  • iconGlyphosate found in cat and dog food
    A new study finds that glyphosate, the active herbicidal ingredient in widely used weed killers like Roundup, was present at low levels in a variety of dog and cat foods the researchers purchased at stores. Before you go switching Fido or Fluffy's favorite brand, however, be aware that the amounts of the herbicide found correspond to levels currently considered safe for humans.
  • iconYes, your pet can tell time
    A new study has found some of the clearest evidence yet that animals can judge time. By examining the brain's medial entorhinal cortex, the researchers discovered a previously unknown set of neurons that turn on like a clock when an animal is waiting.
  • iconA dog's color could impact longevity, increase health issues
    New research has revealed the life expectancy of chocolate Labradors is significantly lower than their black and yellow counterparts.
  • iconLetting nature take its course: Wolves in Yellowstone National Park
    Since the reintroduction of wolves to Yellowstone National Park in 1995, the park's ecosystem has become a deeply complex and heterogeneous system, aided by a strategy of minimal human intervention. The new study is a synthesis of 40 years of research on large mammals in Yellowstone National Park.
  • iconScientists chase mystery of how dogs process words
    Experimental results suggest that dogs have at least a rudimentary neural representation of meaning for words they have been taught, differentiating words they have heard before from those they have not.
  • iconPuppy-killing disease rampant in Australia
    A study has found that canine parvovirus (CPV), a highly contagious and deadly disease that tragically kills puppies, is more prevalent than previously thought with 20,000 cases found in Australia each year, and nearly half of these cases result in death.
  • iconWhy huskies have blue eyes
    DNA testing of more than 6,000 dogs has revealed that a duplication on canine chromosome 18 is strongly associated with blue eyes in Siberian Huskies.
  • iconHave asthma and a pet? Re-homing your cat or dog may not be necessary

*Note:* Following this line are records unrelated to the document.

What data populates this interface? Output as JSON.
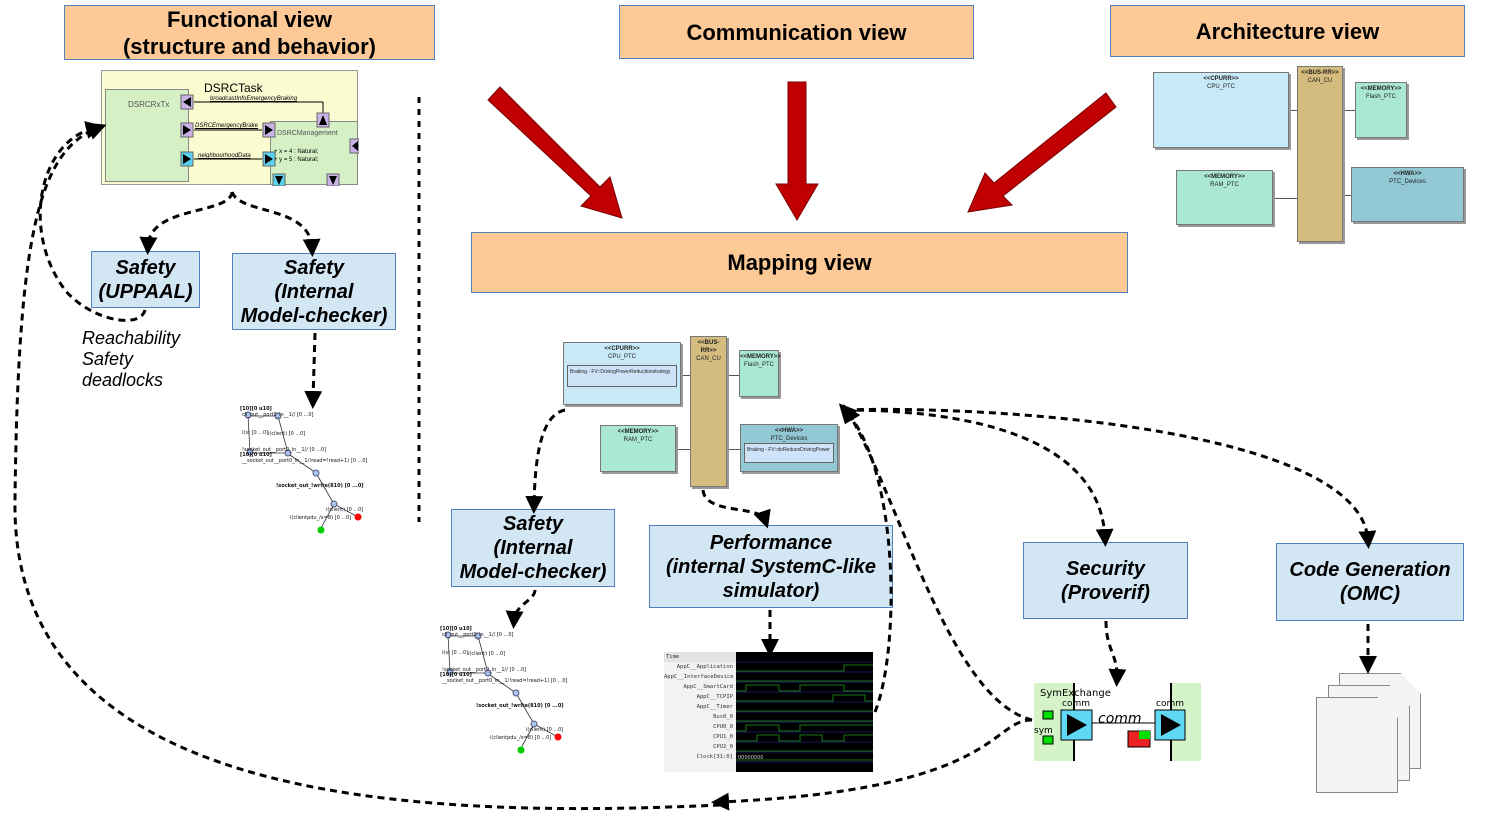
{
  "views": {
    "functional": "Functional view\n(structure and behavior)",
    "communication": "Communication view",
    "architecture": "Architecture view",
    "mapping": "Mapping view"
  },
  "tools": {
    "safety_uppaal": "Safety\n(UPPAAL)",
    "safety_internal_1": "Safety\n(Internal\nModel-checker)",
    "safety_internal_2": "Safety\n(Internal\nModel-checker)",
    "performance": "Performance\n(internal  SystemC-like\nsimulator)",
    "security": "Security\n(Proverif)",
    "codegen": "Code Generation\n(OMC)"
  },
  "properties": [
    "Reachability",
    "Safety",
    "deadlocks"
  ],
  "functional_diagram": {
    "task": "DSRCTask",
    "rxtx": "DSRCRxTx",
    "management": "DSRCManagement",
    "signals": [
      "broadcastInfoEmergencyBraking",
      "DSRCEmergencyBrake",
      "neighbourhoodData"
    ],
    "attributes": [
      "+ x = 4 : Natural;",
      "+ y = 5 : Natural;"
    ]
  },
  "architecture_diagram": {
    "cpu": {
      "stereo": "<<CPURR>>",
      "name": "CPU_PTC"
    },
    "bus": {
      "stereo": "<<BUS-RR>>",
      "name": "CAN_CU"
    },
    "flash": {
      "stereo": "<<MEMORY>>",
      "name": "Flash_PTC"
    },
    "ram": {
      "stereo": "<<MEMORY>>",
      "name": "RAM_PTC"
    },
    "hwa": {
      "stereo": "<<HWA>>",
      "name": "PTC_Devices"
    }
  },
  "mapping_diagram": {
    "cpu_task": "Braking - FV::DrivingPowerReductionstrategy",
    "hwa_task": "Braking - FV::doReduceDrivingPower"
  },
  "graph": {
    "labels": [
      "[10][0 u10]",
      "cli_out__port0_in__1// [0 ...0]",
      "i(st [0 ...0]",
      "i(client) [0 ...0]",
      "!socket_out__port0_in__1// [0 ...0]",
      "[10][0 u10]",
      "__socket_out__port0_in__1/!read=!read+1) [0 ...0]",
      "!socket_out_!write(810) [0 ...0]",
      "i(client) [0 ...0]",
      "i(clientpdu_/x=8) [0 ...0]"
    ]
  },
  "performance_trace": {
    "rows": [
      "Time",
      "AppC__Application",
      "AppC__InterfaceDevice",
      "AppC__SmartCard",
      "AppC__TCPIP",
      "AppC__Timer",
      "Bus0_0",
      "CPU0_0",
      "CPU1_0",
      "CPU2_0",
      "Clock[31:0]"
    ],
    "clock_value": "00000000"
  },
  "proverif": {
    "block": "SymExchange",
    "port_left": "comm",
    "port_right": "comm",
    "channel": "comm",
    "sym": "sym"
  },
  "colors": {
    "view": "#fdca97",
    "tool": "#d3e6f4",
    "arrow_red": "#c00000"
  }
}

    A study analyzed environmental exposures, like pet and secondhand smoke, to determine if they have a role in asthma control among children whose asthma is managed per NAEPP (EPR-3) guidelines. Researchers found that once asthma guidelines are followed, environmental exposures to pets or secondhand smoke were not significant factors in overall asthma improvement over time.
  • iconDog intelligence 'not exceptional'
    People who think dogs are exceptionally intelligent are barking up the wrong tree, new research shows.
  • iconSilver fox study reveals genetic clues to social behavior
    After more than 50 generations of selective breeding, a new study compares gene expression of tame and aggressive silver foxes in two areas of the brain, shedding light on genes responsible for social behavior.